There were strategic errors too.  One big management error was the idea of an incremental rebuild after the 2009 debacle when, instead of completey rebuilding the team, the front office sought a partial rebuild by trading for "close to the majors" players. Poor selection of players coming back has undone that idea, and made the partial rebuild a failure. 

Ownership has made a valiant effort to run the team in keeping with the internally generated cash flow of the team, and obviously over the long haul this is the only way to keep the Indians viable. But now we are left with no option: the Dolans need to find some cash, and invest that cash in hitters this winter. Last winter they did invest money, but the front office bought very badly. Penny wise, they ignored Willingham and bought Damon; a bad decision. They signed Kotchman instead of a bolder more expensive option. Another bad choice. They risked $5 million on Lowe instead of that amount or more on a more effective free agent choice who might have deserved a multi-year deal. Combined with the bad Hafner decision, the Tribe invested about 40% of the 2012 payroll budget in bad players.

All these bad results dictate better leadership. 

David said...

Great Post Paul

Any chance that Cabrera could net us a more satisfactory return due to more club control his contract provides? Can Donald be a placeholder at SS while saving Choo, who will be doing his best to impress in his FA year, for a mid-season trade in 2013.

Paul Cousineau said...

Certainly, Cabrera would be attractive as trade bait with his new contract in hand, but the acquisition of Lillibridge with Donald in the system doesn't bode well for the future of Jason Donald.

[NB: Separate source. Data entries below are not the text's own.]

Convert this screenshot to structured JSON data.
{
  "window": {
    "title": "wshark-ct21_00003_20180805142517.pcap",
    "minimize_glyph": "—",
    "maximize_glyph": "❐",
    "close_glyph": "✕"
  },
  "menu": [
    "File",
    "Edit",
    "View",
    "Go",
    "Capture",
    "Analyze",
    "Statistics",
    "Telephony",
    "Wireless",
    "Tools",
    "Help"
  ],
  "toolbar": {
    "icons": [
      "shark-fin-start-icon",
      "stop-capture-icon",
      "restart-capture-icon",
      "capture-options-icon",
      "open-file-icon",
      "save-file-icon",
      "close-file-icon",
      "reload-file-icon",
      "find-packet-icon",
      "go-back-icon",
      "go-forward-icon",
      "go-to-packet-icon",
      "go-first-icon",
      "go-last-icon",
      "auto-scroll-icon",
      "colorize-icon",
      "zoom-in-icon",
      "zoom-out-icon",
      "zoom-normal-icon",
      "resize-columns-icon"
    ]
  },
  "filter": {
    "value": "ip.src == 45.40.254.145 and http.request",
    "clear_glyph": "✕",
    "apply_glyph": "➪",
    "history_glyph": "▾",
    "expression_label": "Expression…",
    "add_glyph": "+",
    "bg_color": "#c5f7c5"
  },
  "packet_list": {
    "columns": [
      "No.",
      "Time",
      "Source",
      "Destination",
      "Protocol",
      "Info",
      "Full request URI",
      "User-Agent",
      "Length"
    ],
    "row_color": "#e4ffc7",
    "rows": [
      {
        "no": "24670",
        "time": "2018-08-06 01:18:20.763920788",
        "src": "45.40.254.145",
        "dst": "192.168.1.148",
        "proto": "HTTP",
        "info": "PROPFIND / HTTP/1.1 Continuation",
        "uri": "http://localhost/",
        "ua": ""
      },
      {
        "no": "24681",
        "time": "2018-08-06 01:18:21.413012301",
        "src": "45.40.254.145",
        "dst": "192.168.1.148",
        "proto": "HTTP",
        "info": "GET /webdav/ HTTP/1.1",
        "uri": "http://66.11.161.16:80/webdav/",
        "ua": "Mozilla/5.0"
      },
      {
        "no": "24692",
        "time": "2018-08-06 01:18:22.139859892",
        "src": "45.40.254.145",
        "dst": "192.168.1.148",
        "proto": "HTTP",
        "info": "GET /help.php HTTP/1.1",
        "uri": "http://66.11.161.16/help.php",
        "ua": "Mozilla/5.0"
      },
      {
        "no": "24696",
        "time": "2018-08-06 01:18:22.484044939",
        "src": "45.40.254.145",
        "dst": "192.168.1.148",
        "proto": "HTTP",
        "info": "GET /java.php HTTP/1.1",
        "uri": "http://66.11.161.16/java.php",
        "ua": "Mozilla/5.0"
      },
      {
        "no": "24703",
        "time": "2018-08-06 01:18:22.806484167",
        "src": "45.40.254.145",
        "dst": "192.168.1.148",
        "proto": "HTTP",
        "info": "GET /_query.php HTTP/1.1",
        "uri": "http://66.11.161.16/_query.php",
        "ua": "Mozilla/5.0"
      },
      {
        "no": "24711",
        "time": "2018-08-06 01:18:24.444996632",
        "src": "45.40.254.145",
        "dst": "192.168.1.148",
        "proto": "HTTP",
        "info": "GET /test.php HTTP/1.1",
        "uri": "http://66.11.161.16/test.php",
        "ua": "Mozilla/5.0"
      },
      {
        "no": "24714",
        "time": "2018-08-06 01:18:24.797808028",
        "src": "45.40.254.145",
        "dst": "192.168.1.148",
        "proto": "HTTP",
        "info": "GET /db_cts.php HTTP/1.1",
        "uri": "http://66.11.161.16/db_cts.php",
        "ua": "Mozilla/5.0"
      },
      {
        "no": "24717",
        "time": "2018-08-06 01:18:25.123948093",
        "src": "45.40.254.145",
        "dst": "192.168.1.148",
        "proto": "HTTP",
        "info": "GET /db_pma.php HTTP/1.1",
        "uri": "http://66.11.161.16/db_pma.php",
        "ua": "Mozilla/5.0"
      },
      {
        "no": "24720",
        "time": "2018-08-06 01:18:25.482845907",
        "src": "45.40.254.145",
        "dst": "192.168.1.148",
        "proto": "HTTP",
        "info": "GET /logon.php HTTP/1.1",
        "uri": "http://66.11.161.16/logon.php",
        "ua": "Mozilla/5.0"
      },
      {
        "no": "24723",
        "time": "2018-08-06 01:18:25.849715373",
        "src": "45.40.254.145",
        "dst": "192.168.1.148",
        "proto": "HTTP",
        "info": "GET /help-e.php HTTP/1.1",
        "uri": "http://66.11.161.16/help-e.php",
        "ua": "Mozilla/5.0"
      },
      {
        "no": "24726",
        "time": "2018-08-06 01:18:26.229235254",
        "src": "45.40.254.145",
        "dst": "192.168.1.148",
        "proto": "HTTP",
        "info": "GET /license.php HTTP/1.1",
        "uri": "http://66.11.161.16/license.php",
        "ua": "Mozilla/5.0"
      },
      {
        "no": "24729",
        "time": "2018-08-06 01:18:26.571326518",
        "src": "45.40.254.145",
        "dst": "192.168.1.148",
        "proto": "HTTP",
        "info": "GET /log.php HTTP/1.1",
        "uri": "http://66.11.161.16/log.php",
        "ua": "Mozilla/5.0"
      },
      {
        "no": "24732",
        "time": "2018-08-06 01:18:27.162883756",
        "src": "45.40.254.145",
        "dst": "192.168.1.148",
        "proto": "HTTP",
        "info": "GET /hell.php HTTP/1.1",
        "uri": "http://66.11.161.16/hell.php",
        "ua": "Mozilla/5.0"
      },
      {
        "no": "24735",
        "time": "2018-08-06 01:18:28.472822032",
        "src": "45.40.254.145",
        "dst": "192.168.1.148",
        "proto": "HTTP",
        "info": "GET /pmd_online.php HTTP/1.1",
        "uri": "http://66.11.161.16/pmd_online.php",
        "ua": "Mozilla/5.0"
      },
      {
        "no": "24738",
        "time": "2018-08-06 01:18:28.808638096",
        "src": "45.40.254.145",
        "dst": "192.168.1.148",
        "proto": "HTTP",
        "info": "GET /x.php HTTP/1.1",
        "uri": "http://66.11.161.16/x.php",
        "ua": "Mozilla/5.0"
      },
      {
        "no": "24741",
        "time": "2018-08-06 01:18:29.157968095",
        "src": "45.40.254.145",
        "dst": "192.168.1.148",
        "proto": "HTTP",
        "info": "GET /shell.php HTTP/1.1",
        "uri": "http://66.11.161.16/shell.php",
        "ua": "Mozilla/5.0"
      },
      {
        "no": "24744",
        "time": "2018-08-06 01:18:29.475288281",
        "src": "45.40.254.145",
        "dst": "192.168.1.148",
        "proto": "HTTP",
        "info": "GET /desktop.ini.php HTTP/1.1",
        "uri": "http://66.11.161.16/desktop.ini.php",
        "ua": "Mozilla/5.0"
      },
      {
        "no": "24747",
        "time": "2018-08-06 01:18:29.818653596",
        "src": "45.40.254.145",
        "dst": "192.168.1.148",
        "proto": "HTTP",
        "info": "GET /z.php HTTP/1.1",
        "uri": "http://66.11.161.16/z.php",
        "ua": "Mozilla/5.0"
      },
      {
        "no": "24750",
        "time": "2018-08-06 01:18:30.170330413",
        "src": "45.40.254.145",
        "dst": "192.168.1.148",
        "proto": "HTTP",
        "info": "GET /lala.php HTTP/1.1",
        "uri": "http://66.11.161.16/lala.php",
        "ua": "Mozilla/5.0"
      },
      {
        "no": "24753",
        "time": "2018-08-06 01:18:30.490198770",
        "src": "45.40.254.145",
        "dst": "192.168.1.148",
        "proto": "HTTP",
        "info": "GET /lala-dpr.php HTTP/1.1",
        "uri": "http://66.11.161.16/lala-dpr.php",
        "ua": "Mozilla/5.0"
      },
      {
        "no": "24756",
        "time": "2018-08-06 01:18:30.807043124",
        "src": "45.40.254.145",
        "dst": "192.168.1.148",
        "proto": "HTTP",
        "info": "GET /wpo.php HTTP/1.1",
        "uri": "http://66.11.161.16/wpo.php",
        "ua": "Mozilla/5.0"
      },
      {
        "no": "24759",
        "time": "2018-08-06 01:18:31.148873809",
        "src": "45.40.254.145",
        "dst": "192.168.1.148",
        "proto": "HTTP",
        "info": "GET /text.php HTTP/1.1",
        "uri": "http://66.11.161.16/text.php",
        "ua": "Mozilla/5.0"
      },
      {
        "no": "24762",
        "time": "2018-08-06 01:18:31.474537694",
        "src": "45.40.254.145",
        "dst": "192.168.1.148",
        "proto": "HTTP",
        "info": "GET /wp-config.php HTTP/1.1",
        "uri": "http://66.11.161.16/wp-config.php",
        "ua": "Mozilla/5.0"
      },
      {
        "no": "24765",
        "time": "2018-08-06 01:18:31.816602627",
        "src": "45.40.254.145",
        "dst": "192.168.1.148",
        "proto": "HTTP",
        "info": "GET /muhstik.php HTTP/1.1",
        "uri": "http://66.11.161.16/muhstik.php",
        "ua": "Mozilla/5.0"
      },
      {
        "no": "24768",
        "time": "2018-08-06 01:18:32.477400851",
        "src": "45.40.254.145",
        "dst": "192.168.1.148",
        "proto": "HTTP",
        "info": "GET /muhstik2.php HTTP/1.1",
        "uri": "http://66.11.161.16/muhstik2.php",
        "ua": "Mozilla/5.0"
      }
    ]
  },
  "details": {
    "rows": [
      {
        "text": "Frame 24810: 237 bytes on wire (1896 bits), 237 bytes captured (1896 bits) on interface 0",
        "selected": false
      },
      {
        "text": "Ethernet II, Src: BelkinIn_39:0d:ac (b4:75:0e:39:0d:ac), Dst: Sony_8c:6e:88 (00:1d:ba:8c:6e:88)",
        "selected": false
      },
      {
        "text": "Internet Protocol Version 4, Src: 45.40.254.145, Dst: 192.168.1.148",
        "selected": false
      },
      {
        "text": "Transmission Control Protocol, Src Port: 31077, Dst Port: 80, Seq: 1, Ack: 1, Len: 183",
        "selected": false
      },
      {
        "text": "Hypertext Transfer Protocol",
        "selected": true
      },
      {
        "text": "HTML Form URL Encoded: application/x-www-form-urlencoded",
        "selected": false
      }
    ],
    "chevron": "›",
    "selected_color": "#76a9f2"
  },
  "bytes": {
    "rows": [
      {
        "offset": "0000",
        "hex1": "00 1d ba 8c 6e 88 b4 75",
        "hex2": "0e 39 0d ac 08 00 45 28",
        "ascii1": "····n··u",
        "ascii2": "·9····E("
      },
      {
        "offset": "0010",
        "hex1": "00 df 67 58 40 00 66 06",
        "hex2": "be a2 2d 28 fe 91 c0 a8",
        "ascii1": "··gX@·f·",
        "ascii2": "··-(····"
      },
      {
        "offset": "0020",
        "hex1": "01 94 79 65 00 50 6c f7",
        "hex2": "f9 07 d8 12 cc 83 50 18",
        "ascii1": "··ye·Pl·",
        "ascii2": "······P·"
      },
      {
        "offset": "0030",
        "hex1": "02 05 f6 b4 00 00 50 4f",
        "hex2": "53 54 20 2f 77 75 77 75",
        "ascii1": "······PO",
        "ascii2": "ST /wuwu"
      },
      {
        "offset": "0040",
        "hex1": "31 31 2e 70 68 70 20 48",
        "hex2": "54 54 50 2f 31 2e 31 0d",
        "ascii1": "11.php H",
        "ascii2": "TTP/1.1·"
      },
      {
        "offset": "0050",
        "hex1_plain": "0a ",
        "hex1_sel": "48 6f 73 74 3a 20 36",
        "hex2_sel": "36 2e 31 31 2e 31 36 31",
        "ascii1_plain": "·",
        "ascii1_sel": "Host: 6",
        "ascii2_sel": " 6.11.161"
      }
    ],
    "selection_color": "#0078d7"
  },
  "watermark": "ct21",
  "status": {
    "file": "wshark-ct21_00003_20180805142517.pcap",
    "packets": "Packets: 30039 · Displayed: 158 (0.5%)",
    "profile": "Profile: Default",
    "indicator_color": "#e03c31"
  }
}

I'm intrigued by Juan Diaz (now in AAA), but they'd have to be awfully sure about what they're getting for Asdrubal because (like Choo and any replacement for him) of the organizational drop-off behind Asdrubal.

Adam said...

I'm not sure about trading Cabrera and Choo in the offseason. I do, however think we missed the boat on trading Chris Perez before the deadline. If the Giants were really going to give us Belt (who's already heating up recently) we should have been all over that. Bullpen is the only position of strength on this team and trading Perez made perfect sense in that Pestano can step right into the closer role. With Smith sliding to 8th inning guy and maybe Sipp/Rogers/Allen for middle relief. Also, Perez's value was never higher than mid-July, coming off his All-Star appearance and leading the league in saves.

As far as trading Choo and Cabby, these are trades that would severely hurt the team in the short run. This offense is marginal even with these two. I can't imagine what it would look like with one or both of these guys gone.